The Board directed the staff to perform further research as to how best to determine the classification of the host contract once the embedded derivative is separated.
Since issuing its proposed ASU in December 2012, the FASB received mixed feedback from constituents in comment letters as well as through its outreach activities. The FASB proposal requires full lifetime expected credit loss recognition at inception for all instruments within scope. After considering various alternative models, the FASB decided to move forward with its existing proposal and to make further refinements where necessary in response to specific constituent concerns. In reaching this decision, a majority of board members reiterated their view that this model provides the most decision-useful information for users of the financial statements.
The Board’s decisions are a significant setback to achieving global convergence in the accounting for financial instruments.
The FASB’s decisions related to classification and measurement creates significant divergence with the IASB’s currently proposed model. Until this latest decision, the FASB’s model related to debt investments was substantially converged with the IASB’s proposal.
The decision to move forward with the full lifetime expected credit loss model in the impairment project also eliminates the possibility of convergence between the FASB and IASB in measuring impairment losses for loans and debt securities. The major difference between the IASB and FASB’s models is the credit deterioration trigger in the IASB’s model—that is, the FASB will require recognition of full lifetime expected credit losses upon initial recognition, whereas the IASB would record such losses upon a significant deterioration in credit.
The FASB plans to continue redeliberations on both projects with the hope of issuing a final standard by the middle of 2014.
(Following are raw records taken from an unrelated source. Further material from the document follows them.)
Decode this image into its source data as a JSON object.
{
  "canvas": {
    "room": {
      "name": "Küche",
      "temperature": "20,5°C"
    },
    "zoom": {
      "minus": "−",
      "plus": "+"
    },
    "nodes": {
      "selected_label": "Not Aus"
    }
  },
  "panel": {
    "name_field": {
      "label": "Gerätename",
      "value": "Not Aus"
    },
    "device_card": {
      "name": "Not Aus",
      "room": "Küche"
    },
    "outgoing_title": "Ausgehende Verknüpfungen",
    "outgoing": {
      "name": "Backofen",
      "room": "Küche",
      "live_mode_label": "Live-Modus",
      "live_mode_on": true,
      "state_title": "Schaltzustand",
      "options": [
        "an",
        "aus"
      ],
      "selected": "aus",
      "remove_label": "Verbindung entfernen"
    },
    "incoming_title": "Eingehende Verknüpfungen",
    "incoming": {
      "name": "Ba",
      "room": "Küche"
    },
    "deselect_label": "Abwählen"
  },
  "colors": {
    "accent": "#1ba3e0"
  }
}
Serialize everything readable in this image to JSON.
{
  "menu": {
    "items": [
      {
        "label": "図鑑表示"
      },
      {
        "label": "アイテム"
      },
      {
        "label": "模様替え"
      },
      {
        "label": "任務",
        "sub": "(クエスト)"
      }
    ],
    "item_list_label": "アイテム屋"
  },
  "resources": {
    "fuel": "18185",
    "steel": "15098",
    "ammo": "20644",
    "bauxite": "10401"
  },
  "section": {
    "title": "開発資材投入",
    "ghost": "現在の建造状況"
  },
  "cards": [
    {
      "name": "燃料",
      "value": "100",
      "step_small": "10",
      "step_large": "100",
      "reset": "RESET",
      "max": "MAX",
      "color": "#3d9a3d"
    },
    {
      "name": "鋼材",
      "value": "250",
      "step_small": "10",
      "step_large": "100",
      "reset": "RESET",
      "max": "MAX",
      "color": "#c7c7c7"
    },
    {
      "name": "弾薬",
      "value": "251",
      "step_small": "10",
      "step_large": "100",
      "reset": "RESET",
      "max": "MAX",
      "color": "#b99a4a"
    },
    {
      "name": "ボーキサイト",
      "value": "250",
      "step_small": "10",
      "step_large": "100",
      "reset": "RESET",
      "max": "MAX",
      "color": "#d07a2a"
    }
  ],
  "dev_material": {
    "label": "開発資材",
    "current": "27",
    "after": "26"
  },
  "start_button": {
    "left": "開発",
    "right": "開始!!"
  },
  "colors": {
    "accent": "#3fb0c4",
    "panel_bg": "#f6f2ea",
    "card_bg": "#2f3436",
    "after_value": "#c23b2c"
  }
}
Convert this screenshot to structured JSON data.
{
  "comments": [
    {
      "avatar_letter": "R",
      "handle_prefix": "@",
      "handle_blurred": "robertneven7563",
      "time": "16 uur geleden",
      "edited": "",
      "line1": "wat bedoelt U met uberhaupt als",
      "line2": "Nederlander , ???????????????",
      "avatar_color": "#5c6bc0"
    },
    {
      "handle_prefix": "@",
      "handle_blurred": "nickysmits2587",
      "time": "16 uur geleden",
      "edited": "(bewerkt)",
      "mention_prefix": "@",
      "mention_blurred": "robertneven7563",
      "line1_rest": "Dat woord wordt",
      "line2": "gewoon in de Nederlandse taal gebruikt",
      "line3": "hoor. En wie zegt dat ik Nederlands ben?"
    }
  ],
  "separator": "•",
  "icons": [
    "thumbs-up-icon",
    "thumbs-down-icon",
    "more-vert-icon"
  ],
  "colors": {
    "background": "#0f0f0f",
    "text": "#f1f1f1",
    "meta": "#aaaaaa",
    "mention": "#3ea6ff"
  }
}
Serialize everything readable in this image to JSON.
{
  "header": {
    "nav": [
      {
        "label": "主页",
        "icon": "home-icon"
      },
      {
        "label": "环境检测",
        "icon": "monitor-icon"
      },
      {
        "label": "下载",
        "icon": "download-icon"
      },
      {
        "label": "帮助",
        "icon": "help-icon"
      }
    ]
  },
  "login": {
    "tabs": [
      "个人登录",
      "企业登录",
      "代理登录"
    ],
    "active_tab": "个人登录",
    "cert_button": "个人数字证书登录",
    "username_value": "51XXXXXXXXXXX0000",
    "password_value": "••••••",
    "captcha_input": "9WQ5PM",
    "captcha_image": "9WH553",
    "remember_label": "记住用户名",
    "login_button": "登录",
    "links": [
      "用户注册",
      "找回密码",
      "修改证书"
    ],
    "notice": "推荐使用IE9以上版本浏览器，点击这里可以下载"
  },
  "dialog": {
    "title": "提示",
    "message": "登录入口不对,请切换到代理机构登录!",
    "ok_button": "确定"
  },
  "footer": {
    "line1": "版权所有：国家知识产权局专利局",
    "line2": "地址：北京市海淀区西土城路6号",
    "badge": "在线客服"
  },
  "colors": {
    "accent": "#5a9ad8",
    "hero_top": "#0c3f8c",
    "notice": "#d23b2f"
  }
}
PwC clients who have questions about this In brief should contact their engagement partner. Engagement teams who have questions should contact the Financial Instruments team in the National Professional Services Group (1-973-236-7803).